“Thy Kingdom come!” We sow this word in the midst of our sins and our failures. We give it to persons that are defeated and bowed down by life, to those that have tasted more hatred than love, those who have lived useless days without understanding why. We give it to those that have fought for justice, to all the martyrs of history, and to those that have concluded that they fought for nothing and that evil dominates in this world. We will then hear the “Our Father” prayer respond. It will repeat for the umpteenth time those words of hope, the same that the Spirit has placed as seal of all the Sacred Scriptures: “’Surely I am coming soon!’ This is the Lord’s answer. “I am coming soon.” Amen. And the Lord’s Church answers: “Come, Lord Jesus” (Cf. Revelation 2:20). “Thy Kingdom come” is as if saying “Come, Lord Jesus.” And Jesus says: I am coming soon.” And Jesus comes, in His own way, but every day. We trust in this. And when we pray the “Our Father” we always say: “Thy Kingdom come,” to hear in our heart: “Surely, surely I am coming soon.” Thank you!

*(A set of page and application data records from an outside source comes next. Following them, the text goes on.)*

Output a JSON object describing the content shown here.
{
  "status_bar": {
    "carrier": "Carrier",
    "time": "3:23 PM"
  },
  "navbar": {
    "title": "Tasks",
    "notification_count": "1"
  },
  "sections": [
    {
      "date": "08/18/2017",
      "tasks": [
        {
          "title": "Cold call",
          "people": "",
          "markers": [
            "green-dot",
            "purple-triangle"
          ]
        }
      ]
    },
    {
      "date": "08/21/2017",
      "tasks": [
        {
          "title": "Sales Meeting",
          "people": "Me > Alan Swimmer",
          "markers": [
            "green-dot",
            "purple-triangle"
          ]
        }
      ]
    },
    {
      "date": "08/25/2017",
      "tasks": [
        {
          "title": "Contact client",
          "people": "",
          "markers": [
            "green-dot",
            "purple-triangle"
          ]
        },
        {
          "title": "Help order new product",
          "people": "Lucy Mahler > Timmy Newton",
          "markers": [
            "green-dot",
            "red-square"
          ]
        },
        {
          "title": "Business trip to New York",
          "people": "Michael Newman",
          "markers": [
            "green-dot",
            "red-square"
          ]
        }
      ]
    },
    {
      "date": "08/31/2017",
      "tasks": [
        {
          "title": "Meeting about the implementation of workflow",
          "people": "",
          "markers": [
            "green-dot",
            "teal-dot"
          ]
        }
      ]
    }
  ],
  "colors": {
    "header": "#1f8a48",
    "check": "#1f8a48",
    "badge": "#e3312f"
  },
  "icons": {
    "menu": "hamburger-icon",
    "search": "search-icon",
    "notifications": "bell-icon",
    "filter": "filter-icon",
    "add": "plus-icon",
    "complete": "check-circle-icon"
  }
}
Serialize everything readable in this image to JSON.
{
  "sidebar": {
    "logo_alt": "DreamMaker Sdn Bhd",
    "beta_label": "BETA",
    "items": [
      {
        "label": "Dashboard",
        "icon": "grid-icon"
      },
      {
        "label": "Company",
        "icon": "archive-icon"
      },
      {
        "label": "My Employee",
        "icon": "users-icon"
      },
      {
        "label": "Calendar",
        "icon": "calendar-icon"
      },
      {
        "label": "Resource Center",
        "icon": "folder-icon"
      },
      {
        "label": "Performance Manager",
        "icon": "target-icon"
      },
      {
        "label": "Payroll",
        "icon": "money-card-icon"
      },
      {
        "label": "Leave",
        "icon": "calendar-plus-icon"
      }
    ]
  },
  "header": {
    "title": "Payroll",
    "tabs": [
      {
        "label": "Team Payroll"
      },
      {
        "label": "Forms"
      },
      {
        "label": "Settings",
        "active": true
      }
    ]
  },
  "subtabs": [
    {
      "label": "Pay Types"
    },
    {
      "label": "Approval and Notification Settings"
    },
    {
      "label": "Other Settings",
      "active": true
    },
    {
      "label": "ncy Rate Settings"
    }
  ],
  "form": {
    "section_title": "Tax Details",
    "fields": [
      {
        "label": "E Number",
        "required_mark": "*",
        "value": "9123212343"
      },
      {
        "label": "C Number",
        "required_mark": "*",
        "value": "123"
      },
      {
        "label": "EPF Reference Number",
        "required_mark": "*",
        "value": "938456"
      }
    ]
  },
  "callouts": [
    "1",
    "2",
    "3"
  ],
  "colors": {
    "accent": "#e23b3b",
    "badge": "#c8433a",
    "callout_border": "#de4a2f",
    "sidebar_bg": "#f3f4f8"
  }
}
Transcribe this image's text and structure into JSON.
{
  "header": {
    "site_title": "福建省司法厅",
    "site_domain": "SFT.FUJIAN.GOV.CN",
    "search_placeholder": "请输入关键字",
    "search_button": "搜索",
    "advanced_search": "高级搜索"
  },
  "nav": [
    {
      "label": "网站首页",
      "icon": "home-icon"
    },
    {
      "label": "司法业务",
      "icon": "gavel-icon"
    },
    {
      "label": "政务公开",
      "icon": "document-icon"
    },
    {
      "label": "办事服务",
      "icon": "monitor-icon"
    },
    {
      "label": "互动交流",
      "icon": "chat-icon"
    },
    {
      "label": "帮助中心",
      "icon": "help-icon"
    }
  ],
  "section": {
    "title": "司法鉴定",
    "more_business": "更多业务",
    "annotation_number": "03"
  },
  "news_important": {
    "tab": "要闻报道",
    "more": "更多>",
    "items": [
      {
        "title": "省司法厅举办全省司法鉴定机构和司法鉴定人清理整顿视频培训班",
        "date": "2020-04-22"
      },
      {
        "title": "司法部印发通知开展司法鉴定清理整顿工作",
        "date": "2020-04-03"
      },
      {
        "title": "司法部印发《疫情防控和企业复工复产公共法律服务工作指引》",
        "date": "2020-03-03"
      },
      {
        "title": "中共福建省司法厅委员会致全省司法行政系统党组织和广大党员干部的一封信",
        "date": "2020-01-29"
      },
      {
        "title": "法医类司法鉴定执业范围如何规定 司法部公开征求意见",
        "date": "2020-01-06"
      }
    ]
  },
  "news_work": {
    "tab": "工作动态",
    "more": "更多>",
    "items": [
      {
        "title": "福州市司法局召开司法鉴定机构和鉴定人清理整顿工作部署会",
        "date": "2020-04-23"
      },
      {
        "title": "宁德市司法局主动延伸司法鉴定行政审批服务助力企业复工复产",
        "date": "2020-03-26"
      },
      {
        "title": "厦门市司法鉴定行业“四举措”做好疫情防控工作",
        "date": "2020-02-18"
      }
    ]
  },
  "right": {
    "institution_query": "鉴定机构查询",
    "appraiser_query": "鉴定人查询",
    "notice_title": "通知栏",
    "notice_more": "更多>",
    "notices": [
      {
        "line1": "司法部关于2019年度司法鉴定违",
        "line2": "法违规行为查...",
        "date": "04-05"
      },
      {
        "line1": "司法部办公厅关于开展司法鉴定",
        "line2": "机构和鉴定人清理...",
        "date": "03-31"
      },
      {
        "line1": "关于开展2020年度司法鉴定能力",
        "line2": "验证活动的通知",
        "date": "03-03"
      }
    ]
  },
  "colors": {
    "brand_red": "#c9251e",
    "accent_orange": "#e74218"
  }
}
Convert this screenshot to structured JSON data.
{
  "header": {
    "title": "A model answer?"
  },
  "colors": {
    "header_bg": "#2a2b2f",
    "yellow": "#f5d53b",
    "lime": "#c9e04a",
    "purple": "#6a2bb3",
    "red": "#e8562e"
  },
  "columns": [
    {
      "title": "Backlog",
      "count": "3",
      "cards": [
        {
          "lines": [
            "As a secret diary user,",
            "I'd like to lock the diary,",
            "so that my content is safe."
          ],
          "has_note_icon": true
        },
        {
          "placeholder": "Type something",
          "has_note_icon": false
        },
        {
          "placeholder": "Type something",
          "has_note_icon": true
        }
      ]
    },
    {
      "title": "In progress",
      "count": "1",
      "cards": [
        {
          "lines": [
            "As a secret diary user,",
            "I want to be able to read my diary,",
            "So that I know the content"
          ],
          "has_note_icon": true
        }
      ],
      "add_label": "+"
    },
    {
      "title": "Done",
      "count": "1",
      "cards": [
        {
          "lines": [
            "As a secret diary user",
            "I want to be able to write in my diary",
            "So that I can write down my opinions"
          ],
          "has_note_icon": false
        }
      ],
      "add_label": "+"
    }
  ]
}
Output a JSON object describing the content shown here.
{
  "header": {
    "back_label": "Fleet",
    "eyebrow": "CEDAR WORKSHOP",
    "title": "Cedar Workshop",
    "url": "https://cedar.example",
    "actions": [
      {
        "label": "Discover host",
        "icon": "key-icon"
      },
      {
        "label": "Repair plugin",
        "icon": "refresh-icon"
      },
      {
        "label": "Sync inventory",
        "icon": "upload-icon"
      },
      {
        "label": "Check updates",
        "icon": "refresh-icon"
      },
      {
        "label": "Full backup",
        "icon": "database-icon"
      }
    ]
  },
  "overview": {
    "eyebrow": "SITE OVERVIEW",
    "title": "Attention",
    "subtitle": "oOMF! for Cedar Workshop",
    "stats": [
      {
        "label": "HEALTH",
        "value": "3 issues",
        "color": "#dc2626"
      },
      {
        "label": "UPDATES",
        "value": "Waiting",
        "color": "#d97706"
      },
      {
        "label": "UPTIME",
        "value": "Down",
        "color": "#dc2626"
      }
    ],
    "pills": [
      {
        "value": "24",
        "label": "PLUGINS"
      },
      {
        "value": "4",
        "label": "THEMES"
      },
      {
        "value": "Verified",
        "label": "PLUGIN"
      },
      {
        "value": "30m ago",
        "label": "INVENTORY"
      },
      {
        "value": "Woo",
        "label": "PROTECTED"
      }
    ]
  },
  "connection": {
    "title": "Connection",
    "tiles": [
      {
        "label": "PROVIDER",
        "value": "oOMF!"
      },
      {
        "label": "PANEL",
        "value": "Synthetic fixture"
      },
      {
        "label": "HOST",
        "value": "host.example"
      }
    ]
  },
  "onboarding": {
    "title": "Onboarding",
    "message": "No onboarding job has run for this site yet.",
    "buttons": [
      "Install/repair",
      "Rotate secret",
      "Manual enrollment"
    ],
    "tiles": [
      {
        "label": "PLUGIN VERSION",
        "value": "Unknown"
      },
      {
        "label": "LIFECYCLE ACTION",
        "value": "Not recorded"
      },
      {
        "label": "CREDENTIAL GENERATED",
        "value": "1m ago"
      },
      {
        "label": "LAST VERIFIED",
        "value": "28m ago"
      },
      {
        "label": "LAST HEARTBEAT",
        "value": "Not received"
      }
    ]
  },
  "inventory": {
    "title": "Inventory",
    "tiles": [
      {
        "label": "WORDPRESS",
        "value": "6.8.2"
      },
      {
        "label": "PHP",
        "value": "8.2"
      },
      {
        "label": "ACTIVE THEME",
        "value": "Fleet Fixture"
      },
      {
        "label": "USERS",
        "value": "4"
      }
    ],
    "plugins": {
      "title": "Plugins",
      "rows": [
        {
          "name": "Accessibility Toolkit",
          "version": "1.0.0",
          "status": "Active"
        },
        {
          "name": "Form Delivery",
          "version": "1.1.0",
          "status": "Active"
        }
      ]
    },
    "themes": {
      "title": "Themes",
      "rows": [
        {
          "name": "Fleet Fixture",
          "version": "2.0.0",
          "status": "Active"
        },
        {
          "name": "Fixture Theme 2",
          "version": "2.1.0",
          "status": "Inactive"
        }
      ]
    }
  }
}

© Libreria Editrice Vatican[Original text: Italian] [ZENIT’s translation by Virginia M. Forrester]
A warm welcome goes to the Italian-speaking pilgrims.
I’m happy to receive the Schools’ Marist Brothers; the Sisters Daughters of the Church and the young people of Christian Initiation of the Parrish of Arqua Petrarca.
I welcome the faithful from Bisignano, on the occasion of the blessing of the effigy of Sant’Umile, which is venerated in the local Shrine.
I greet the “Reception without Borders” Association of Matera; the school institutes, in particular, that of Legnano and of Corbetta.
A special thought goes to young people, the elderly, the sick and newlyweds. Today, Ash Wednesday, the Lenten journey begins. I hope that each one of you will live this time in a genuine penitential spirit and of conversion, as a return to the Father, who waits for all with open arms to admit us to the most intimate communion with Him.
© Libreria Editrice Vatican[[Original text: Italian] [ZENIT’s translation by Virginia M. Forrester]